Juvenile-onset Friedreich’s Ataxia Patients Have Abnormal Structures Linked to Heart Disease
Younger Friedreich’s ataxia patients have an abnormal assembly of heart structures called intercalated discs (ICD) which prevent proper transmission of signals between heart muscle cells and contribute to heart disease.
The study, “The significance of intercalated discs in the pathogenesis of Friedreich cardiomyopathy,” published in the Journal of the Neurological Sciences, suggests that frataxin replacement therapy could possibly mend the structures to re-establish sufficient communication and connections between heart muscle cells.
Cardiomyopathy, or diseased heart muscles, is the most frequent cause of death in Friedreich’s ataxia patients.
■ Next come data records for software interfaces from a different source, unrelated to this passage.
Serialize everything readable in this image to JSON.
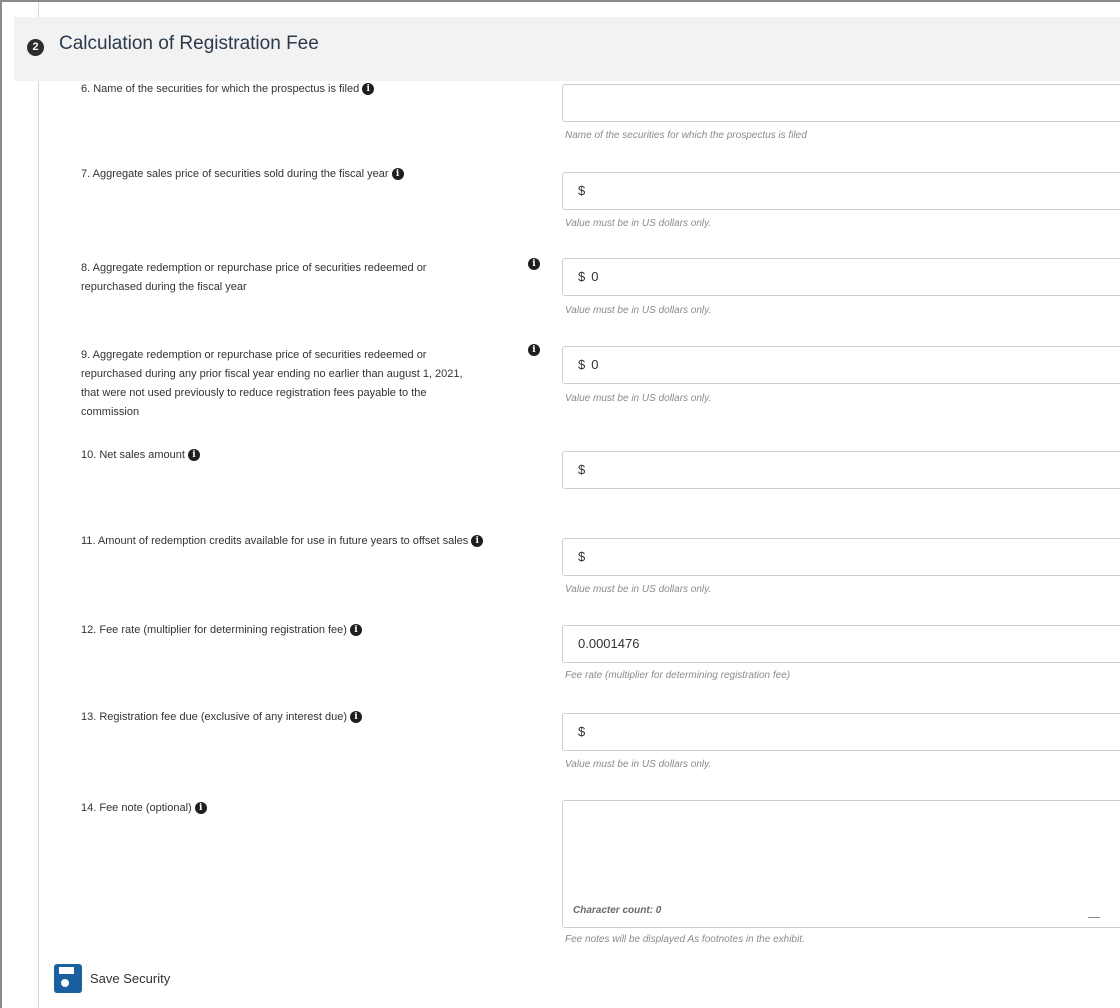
{
  "section": {
    "step": "2",
    "title": "Calculation of Registration Fee"
  },
  "info_icon_glyph": "i",
  "fields": [
    {
      "label": "6. Name of the securities for which the prospectus is filed",
      "prefix": "",
      "value": "",
      "help": "Name of the securities for which the prospectus is filed"
    },
    {
      "label": "7. Aggregate sales price of securities sold during the fiscal year",
      "prefix": "$",
      "value": "",
      "help": "Value must be in US dollars only."
    },
    {
      "label_lines": [
        "8. Aggregate redemption or repurchase price of securities redeemed or",
        "repurchased during the fiscal year"
      ],
      "prefix": "$",
      "value": "0",
      "help": "Value must be in US dollars only."
    },
    {
      "label_lines": [
        "9. Aggregate redemption or repurchase price of securities redeemed or",
        "repurchased during any prior fiscal year ending no earlier than august 1, 2021,",
        "that were not used previously to reduce registration fees payable to the",
        "commission"
      ],
      "prefix": "$",
      "value": "0",
      "help": "Value must be in US dollars only."
    },
    {
      "label": "10. Net sales amount",
      "prefix": "$",
      "value": "",
      "help": ""
    },
    {
      "label": "11. Amount of redemption credits available for use in future years to offset sales",
      "prefix": "$",
      "value": "",
      "help": "Value must be in US dollars only."
    },
    {
      "label": "12. Fee rate (multiplier for determining registration fee)",
      "prefix": "",
      "value": "0.0001476",
      "help": "Fee rate (multiplier for determining registration fee)"
    },
    {
      "label": "13. Registration fee due (exclusive of any interest due)",
      "prefix": "$",
      "value": "",
      "help": "Value must be in US dollars only."
    },
    {
      "label": "14. Fee note (optional)",
      "char_count": "Character count: 0",
      "help": "Fee notes will be displayed As footnotes in the exhibit."
    }
  ],
  "save_button": {
    "label": "Save Security",
    "icon": "floppy-disk-icon"
  },
  "colors": {
    "accent": "#1a5fa0",
    "header_bg": "#f2f2f2",
    "title": "#2b3a4b"
  }
}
This abnormality, as well as those seen in skeletal muscle, is caused by the lack of frataxin, and researchers have studied the anatomic, cellular, and molecular changes in great detail.
But one structure — the intercalated disc — has received relatively little attention. Intercalated discs connect individual heart muscle cells with each other, so that when a signal to contract reaches one cell, it rapidly spreads, allowing all the cells to contract in a synchronized fashion. The discs hold molecular structures that allow ions to pass while tightly connecting the cells.
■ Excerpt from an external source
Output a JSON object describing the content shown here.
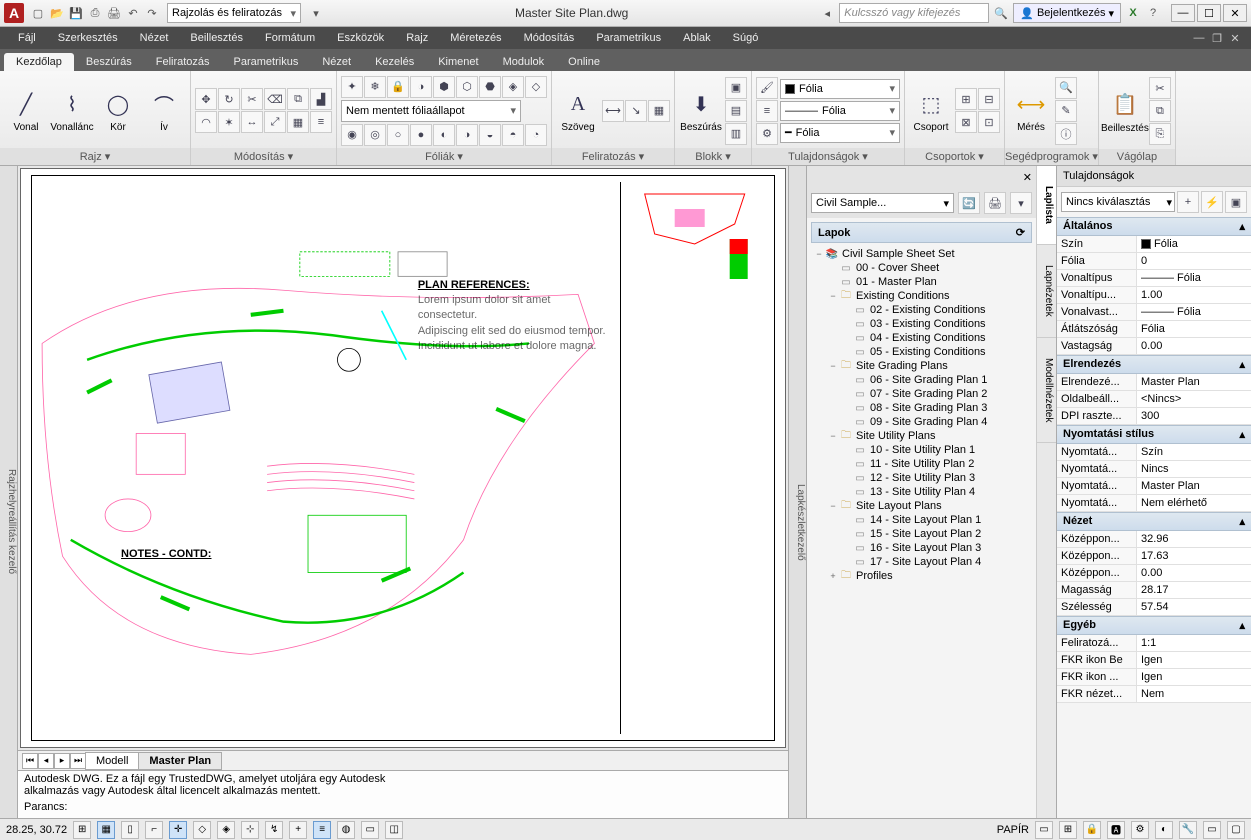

To take a closer look at the role intercalated discs may play in Friedreich’s ataxia heart disease, researchers at the Veterans Affairs Medical Center in Albany and Albany Medical College in New York analyzed heart tissue from 18 deceased patients and 12 controls that had died of unrelated causes.
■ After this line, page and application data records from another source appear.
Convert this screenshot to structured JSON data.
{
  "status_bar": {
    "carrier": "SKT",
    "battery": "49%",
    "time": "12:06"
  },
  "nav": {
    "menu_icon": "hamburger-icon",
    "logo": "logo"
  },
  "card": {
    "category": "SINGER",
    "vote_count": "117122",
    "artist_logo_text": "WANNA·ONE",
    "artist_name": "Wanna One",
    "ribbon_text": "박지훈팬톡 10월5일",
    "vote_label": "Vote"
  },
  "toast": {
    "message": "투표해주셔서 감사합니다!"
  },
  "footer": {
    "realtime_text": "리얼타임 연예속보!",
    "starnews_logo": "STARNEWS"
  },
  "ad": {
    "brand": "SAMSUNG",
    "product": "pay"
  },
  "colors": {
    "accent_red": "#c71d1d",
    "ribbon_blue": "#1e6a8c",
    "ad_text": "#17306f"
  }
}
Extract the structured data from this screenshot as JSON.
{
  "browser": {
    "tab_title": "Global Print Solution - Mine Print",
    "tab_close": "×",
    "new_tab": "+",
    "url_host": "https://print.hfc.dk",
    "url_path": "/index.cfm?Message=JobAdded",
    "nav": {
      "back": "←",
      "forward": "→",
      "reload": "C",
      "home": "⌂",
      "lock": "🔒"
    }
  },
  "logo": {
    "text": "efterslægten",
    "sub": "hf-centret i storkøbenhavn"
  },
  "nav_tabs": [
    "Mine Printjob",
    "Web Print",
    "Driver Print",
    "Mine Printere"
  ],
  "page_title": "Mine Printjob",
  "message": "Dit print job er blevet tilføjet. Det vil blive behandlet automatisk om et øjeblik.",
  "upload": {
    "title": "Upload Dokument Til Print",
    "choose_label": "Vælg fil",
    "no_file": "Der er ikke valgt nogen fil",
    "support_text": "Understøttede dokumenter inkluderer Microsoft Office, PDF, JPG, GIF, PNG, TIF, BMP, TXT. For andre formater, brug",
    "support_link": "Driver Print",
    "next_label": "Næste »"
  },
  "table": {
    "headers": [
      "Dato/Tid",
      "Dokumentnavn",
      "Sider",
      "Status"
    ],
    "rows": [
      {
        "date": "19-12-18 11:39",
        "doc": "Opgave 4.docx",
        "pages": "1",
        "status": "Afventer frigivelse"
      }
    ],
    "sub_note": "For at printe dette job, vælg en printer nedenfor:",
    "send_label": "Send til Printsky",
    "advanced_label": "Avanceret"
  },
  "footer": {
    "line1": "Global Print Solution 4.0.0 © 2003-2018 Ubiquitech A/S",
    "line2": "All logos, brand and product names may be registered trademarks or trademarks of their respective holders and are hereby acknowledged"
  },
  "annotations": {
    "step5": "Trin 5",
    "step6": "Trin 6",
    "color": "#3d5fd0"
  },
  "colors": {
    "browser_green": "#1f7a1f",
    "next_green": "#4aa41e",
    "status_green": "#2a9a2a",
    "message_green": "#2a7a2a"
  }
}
The age at death ranged from 10 to 87 years for patients and similar ages in controls.
Researchers found that in patients with juvenile-onset Friedreich’s ataxia, the intercalated discs were larger than normal and had an irregular appearance. Instead of the normal shape of a slightly curved line, analyses showed discs that had a more zig-zag-like appearance, with some discs not fully formed and others duplicated.
Proteins making up desmosomes and gap junctions — the molecular complexes keeping cells attached and communicating — were also abnormally distributed. One of the proteins was commonly found in the plasma membrane lining the cells in addition to the irregular presence in the intercalated disc.
In contrast, two patients with late-disease onset who survived for a long time had neither heart disease nor an abnormal appearance of the intercalated discs.
“The specific mechanism by which frataxin deficiency causes the mismatch of ICD and hypertrophic heart fibers in [Friedreich’s ataxia] is unknown,” the authors wrote. “Frataxin replacement therapy may re-establish sufficient communication across gap junctions and restore normal end-to-end mechanical adhesion of heart fibers.”